[Items from a data source]
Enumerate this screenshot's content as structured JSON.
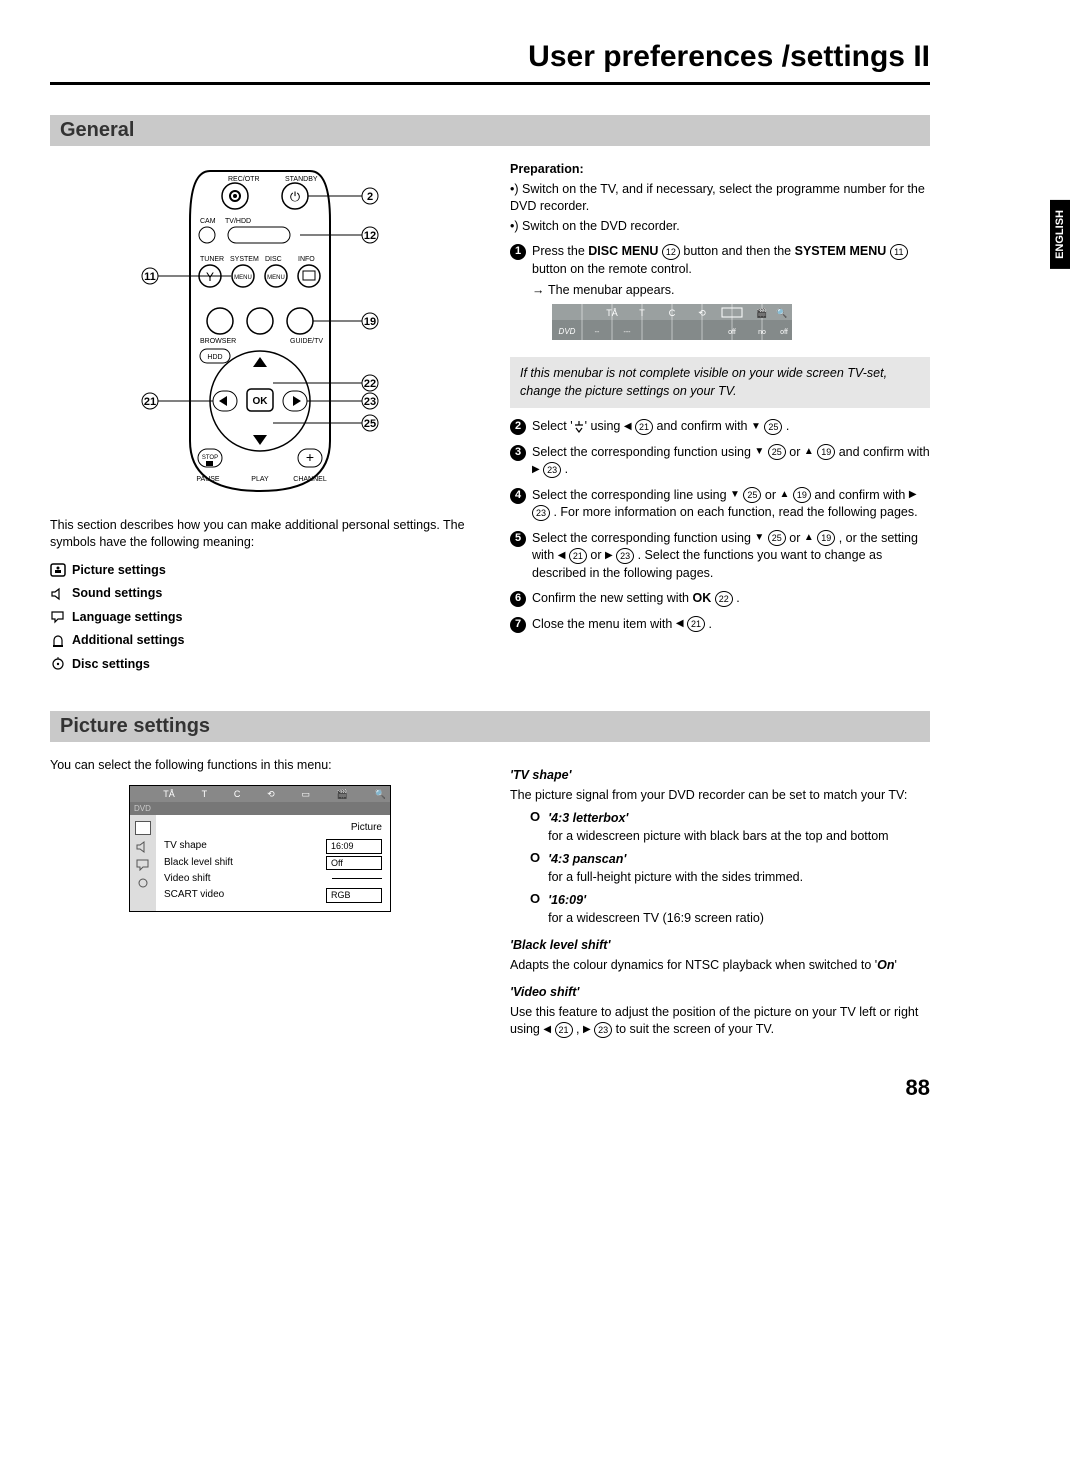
{
  "page_title": "User preferences /settings II",
  "side_tab": "ENGLISH",
  "page_number": "88",
  "section_general": "General",
  "section_picture": "Picture settings",
  "left": {
    "intro": "This section describes how you can make additional personal settings. The symbols have the following meaning:",
    "settings": {
      "picture": "Picture settings",
      "sound": "Sound settings",
      "language": "Language settings",
      "additional": "Additional settings",
      "disc": "Disc settings"
    },
    "remote_labels": {
      "rec": "REC/OTR",
      "standby": "STANDBY",
      "cam": "CAM",
      "tvhdd": "TV/HDD",
      "tuner": "TUNER",
      "system": "SYSTEM",
      "disc": "DISC",
      "info": "INFO",
      "menu": "MENU",
      "browser": "BROWSER",
      "guide": "GUIDE/TV",
      "hdd": "HDD",
      "ok": "OK",
      "stop": "STOP",
      "pause": "PAUSE",
      "play": "PLAY",
      "channel": "CHANNEL"
    },
    "callouts": {
      "c2": "2",
      "c11": "11",
      "c12": "12",
      "c19": "19",
      "c21": "21",
      "c22": "22",
      "c23": "23",
      "c25": "25"
    }
  },
  "right": {
    "prep_title": "Preparation:",
    "prep1": "•) Switch on the TV, and if necessary, select the programme number for the DVD recorder.",
    "prep2": "•) Switch on the DVD recorder.",
    "step1_a": "Press the ",
    "step1_disc": "DISC MENU",
    "step1_b": " button and then the ",
    "step1_sys": "SYSTEM MENU",
    "step1_c": " button on the remote control.",
    "step1_sub": "The menubar appears.",
    "menubar_labels": {
      "dvd": "DVD",
      "off1": "off",
      "no": "no",
      "off2": "off"
    },
    "note": "If this menubar is not complete visible on your wide screen TV-set, change the picture settings on your TV.",
    "step2_a": "Select '",
    "step2_b": "' using ",
    "step2_c": " and confirm with ",
    "step2_d": " .",
    "step3_a": "Select the corresponding function using ",
    "step3_b": " or ",
    "step3_c": " and confirm with ",
    "step3_d": " .",
    "step4_a": "Select the corresponding line using ",
    "step4_b": " or ",
    "step4_c": " and confirm with ",
    "step4_d": " . For more information on each function, read the following pages.",
    "step5_a": "Select the corresponding function using ",
    "step5_b": " or ",
    "step5_c": " , or the setting with ",
    "step5_d": " or ",
    "step5_e": " . Select the functions you want to change as described in the following pages.",
    "step6_a": "Confirm the new setting with ",
    "step6_ok": "OK",
    "step6_b": " .",
    "step7_a": "Close the menu item with ",
    "step7_b": " ."
  },
  "picture_left": {
    "intro": "You can select the following functions in this menu:",
    "osd_title": "Picture",
    "rows": {
      "tvshape_l": "TV shape",
      "tvshape_v": "16:09",
      "black_l": "Black level shift",
      "black_v": "Off",
      "video_l": "Video shift",
      "video_v": "",
      "scart_l": "SCART video",
      "scart_v": "RGB"
    }
  },
  "picture_right": {
    "tvshape_h": "'TV shape'",
    "tvshape_d": "The picture signal from your DVD recorder can be set to match your TV:",
    "opt1_l": "'4:3 letterbox'",
    "opt1_d": "for a widescreen picture with black bars at the top and bottom",
    "opt2_l": "'4:3 panscan'",
    "opt2_d": "for a full-height picture with the sides trimmed.",
    "opt3_l": "'16:09'",
    "opt3_d": "for a widescreen TV (16:9 screen ratio)",
    "black_h": "'Black level shift'",
    "black_d_a": "Adapts the colour dynamics for NTSC playback when switched to '",
    "black_on": "On",
    "black_d_b": "'",
    "video_h": "'Video shift'",
    "video_d_a": "Use this feature to adjust the position of the picture on your TV left or right using ",
    "video_d_b": " , ",
    "video_d_c": " to suit the screen of your TV."
  }
}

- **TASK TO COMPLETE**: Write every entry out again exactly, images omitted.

- **YOUR SOLUTION**:
Enumerate this screenshot's content as structured JSON.
{
  "page_title": "User preferences /settings II",
  "side_tab": "ENGLISH",
  "page_number": "88",
  "section_general": "General",
  "section_picture": "Picture settings",
  "left": {
    "intro": "This section describes how you can make additional personal settings. The symbols have the following meaning:",
    "settings": {
      "picture": "Picture settings",
      "sound": "Sound settings",
      "language": "Language settings",
      "additional": "Additional settings",
      "disc": "Disc settings"
    },
    "remote_labels": {
      "rec": "REC/OTR",
      "standby": "STANDBY",
      "cam": "CAM",
      "tvhdd": "TV/HDD",
      "tuner": "TUNER",
      "system": "SYSTEM",
      "disc": "DISC",
      "info": "INFO",
      "menu": "MENU",
      "browser": "BROWSER",
      "guide": "GUIDE/TV",
      "hdd": "HDD",
      "ok": "OK",
      "stop": "STOP",
      "pause": "PAUSE",
      "play": "PLAY",
      "channel": "CHANNEL"
    },
    "callouts": {
      "c2": "2",
      "c11": "11",
      "c12": "12",
      "c19": "19",
      "c21": "21",
      "c22": "22",
      "c23": "23",
      "c25": "25"
    }
  },
  "right": {
    "prep_title": "Preparation:",
    "prep1": "•) Switch on the TV, and if necessary, select the programme number for the DVD recorder.",
    "prep2": "•) Switch on the DVD recorder.",
    "step1_a": "Press the ",
    "step1_disc": "DISC MENU",
    "step1_b": " button and then the ",
    "step1_sys": "SYSTEM MENU",
    "step1_c": " button on the remote control.",
    "step1_sub": "The menubar appears.",
    "menubar_labels": {
      "dvd": "DVD",
      "off1": "off",
      "no": "no",
      "off2": "off"
    },
    "note": "If this menubar is not complete visible on your wide screen TV-set, change the picture settings on your TV.",
    "step2_a": "Select '",
    "step2_b": "' using ",
    "step2_c": " and confirm with ",
    "step2_d": " .",
    "step3_a": "Select the corresponding function using ",
    "step3_b": " or ",
    "step3_c": " and confirm with ",
    "step3_d": " .",
    "step4_a": "Select the corresponding line using ",
    "step4_b": " or ",
    "step4_c": " and confirm with ",
    "step4_d": " . For more information on each function, read the following pages.",
    "step5_a": "Select the corresponding function using ",
    "step5_b": " or ",
    "step5_c": " , or the setting with ",
    "step5_d": " or ",
    "step5_e": " . Select the functions you want to change as described in the following pages.",
    "step6_a": "Confirm the new setting with ",
    "step6_ok": "OK",
    "step6_b": " .",
    "step7_a": "Close the menu item with ",
    "step7_b": " ."
  },
  "picture_left": {
    "intro": "You can select the following functions in this menu:",
    "osd_title": "Picture",
    "rows": {
      "tvshape_l": "TV shape",
      "tvshape_v": "16:09",
      "black_l": "Black level shift",
      "black_v": "Off",
      "video_l": "Video shift",
      "video_v": "",
      "scart_l": "SCART video",
      "scart_v": "RGB"
    }
  },
  "picture_right": {
    "tvshape_h": "'TV shape'",
    "tvshape_d": "The picture signal from your DVD recorder can be set to match your TV:",
    "opt1_l": "'4:3 letterbox'",
    "opt1_d": "for a widescreen picture with black bars at the top and bottom",
    "opt2_l": "'4:3 panscan'",
    "opt2_d": "for a full-height picture with the sides trimmed.",
    "opt3_l": "'16:09'",
    "opt3_d": "for a widescreen TV (16:9 screen ratio)",
    "black_h": "'Black level shift'",
    "black_d_a": "Adapts the colour dynamics for NTSC playback when switched to '",
    "black_on": "On",
    "black_d_b": "'",
    "video_h": "'Video shift'",
    "video_d_a": "Use this feature to adjust the position of the picture on your TV left or right using ",
    "video_d_b": " , ",
    "video_d_c": " to suit the screen of your TV."
  }
}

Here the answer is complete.